((
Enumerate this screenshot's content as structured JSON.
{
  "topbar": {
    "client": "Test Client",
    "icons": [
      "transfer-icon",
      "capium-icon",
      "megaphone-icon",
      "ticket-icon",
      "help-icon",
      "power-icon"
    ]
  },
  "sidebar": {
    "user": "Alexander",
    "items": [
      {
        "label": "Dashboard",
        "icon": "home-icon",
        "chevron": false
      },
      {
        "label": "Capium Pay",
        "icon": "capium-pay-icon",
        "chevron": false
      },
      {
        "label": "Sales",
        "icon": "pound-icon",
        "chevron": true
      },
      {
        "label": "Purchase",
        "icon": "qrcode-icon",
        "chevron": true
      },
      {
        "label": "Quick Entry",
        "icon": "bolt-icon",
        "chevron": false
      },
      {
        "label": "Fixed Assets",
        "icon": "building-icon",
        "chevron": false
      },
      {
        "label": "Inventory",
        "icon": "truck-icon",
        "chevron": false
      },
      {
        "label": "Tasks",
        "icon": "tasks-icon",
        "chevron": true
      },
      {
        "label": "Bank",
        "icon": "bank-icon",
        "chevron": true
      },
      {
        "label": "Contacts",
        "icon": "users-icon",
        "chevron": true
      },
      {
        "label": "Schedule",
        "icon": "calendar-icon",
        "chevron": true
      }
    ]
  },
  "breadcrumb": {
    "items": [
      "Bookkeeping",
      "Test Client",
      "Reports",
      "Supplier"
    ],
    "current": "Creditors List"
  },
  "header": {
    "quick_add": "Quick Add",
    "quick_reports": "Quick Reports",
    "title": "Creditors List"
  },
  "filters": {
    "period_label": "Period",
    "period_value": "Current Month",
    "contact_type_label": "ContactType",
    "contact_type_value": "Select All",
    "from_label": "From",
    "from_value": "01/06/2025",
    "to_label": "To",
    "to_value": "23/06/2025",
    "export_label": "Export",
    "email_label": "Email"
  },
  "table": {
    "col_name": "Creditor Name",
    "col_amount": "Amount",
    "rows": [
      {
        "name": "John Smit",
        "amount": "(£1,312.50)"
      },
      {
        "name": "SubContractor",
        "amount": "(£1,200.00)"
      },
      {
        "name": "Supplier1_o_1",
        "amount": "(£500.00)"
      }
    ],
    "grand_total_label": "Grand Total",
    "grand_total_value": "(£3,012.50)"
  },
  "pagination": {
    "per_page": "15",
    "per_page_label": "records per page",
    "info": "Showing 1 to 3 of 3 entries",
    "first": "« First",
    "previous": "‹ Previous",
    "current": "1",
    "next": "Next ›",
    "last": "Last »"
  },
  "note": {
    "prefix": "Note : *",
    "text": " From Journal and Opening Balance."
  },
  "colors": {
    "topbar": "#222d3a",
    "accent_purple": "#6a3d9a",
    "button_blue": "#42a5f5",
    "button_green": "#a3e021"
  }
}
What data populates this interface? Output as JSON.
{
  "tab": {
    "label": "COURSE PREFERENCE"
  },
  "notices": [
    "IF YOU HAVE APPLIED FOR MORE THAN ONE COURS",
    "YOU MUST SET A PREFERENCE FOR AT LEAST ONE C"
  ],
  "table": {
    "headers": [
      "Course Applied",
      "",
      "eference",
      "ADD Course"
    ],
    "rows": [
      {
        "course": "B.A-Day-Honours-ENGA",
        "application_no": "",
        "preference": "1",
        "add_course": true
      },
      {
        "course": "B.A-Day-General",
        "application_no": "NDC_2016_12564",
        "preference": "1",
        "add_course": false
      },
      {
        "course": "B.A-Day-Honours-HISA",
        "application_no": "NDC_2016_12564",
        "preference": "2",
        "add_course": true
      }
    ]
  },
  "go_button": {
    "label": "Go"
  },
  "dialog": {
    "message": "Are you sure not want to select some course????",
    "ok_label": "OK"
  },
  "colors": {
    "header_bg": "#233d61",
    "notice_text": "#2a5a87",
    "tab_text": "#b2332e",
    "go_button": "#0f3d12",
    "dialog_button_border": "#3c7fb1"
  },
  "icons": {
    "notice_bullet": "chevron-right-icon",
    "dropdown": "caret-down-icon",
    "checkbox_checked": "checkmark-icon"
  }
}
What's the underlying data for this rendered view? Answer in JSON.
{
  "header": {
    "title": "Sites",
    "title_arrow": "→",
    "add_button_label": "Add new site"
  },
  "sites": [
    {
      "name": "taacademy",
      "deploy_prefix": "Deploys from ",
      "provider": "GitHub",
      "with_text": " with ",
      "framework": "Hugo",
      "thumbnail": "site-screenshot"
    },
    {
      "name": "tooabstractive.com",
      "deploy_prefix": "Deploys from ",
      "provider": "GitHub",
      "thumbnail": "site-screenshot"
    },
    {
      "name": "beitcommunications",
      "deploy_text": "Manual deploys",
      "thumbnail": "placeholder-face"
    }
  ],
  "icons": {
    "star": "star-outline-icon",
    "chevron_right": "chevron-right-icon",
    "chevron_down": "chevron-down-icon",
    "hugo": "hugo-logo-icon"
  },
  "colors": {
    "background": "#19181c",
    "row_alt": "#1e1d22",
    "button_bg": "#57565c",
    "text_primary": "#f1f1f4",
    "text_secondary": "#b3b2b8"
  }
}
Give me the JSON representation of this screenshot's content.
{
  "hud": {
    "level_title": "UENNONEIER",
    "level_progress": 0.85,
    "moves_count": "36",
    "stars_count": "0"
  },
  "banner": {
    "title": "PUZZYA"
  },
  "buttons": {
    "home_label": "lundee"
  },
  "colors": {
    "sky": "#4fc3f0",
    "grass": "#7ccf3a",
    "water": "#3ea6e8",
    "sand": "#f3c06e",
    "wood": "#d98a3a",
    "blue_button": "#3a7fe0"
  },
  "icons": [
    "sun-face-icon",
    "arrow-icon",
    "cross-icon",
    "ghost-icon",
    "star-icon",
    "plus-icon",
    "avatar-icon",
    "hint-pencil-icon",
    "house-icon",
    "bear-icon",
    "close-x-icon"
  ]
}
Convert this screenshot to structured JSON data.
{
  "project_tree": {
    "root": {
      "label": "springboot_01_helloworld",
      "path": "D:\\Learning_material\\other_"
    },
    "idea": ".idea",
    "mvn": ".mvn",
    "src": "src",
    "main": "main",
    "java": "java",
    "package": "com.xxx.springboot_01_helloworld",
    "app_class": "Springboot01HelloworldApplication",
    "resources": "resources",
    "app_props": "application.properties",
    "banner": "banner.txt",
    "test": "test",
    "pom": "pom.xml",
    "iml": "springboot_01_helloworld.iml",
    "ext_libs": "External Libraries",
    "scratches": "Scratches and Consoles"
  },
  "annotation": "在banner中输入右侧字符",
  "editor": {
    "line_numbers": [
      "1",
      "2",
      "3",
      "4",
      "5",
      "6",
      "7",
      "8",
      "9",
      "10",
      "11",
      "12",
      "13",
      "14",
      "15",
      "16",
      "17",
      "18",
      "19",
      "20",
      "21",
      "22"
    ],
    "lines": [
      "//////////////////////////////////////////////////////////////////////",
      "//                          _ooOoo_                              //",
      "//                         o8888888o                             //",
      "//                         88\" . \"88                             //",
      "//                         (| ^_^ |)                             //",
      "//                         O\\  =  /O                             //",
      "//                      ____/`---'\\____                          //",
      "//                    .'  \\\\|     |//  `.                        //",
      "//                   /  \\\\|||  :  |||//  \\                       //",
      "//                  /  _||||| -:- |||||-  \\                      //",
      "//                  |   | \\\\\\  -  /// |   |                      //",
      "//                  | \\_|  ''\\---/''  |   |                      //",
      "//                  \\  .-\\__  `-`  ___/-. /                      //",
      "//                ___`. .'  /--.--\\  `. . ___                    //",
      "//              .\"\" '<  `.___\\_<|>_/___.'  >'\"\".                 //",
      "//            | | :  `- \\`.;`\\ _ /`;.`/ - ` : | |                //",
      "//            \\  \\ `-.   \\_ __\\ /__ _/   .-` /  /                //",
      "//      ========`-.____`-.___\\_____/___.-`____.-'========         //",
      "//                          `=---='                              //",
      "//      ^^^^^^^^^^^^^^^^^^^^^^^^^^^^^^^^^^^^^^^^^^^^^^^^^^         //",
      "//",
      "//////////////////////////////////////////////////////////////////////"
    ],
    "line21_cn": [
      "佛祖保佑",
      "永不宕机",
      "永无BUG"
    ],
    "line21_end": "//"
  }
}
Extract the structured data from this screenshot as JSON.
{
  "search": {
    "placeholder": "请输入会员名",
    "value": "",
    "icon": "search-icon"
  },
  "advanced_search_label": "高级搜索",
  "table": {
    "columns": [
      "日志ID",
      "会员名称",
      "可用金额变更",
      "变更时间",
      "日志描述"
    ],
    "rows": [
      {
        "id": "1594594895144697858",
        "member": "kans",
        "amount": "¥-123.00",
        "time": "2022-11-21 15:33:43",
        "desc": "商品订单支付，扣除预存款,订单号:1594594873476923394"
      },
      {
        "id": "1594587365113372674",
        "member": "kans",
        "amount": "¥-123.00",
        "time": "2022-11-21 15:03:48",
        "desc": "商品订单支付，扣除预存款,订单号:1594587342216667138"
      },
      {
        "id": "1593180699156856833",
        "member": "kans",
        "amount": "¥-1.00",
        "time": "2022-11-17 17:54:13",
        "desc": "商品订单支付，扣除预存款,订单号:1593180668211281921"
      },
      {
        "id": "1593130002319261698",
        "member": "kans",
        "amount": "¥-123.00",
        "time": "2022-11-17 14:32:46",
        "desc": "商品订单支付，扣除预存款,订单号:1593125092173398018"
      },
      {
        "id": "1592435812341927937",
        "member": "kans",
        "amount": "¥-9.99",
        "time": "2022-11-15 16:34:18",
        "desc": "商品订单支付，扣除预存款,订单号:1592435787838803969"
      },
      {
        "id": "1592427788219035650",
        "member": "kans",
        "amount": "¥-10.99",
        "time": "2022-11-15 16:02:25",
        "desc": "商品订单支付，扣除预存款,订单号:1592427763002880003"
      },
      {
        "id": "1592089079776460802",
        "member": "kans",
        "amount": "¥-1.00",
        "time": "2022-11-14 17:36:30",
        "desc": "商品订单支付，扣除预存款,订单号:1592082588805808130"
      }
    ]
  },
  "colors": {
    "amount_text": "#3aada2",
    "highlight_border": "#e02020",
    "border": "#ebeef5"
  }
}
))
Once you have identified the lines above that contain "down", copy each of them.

    "dropdown": "caret-down-icon",
    "chevron_down": "chevron-down-icon",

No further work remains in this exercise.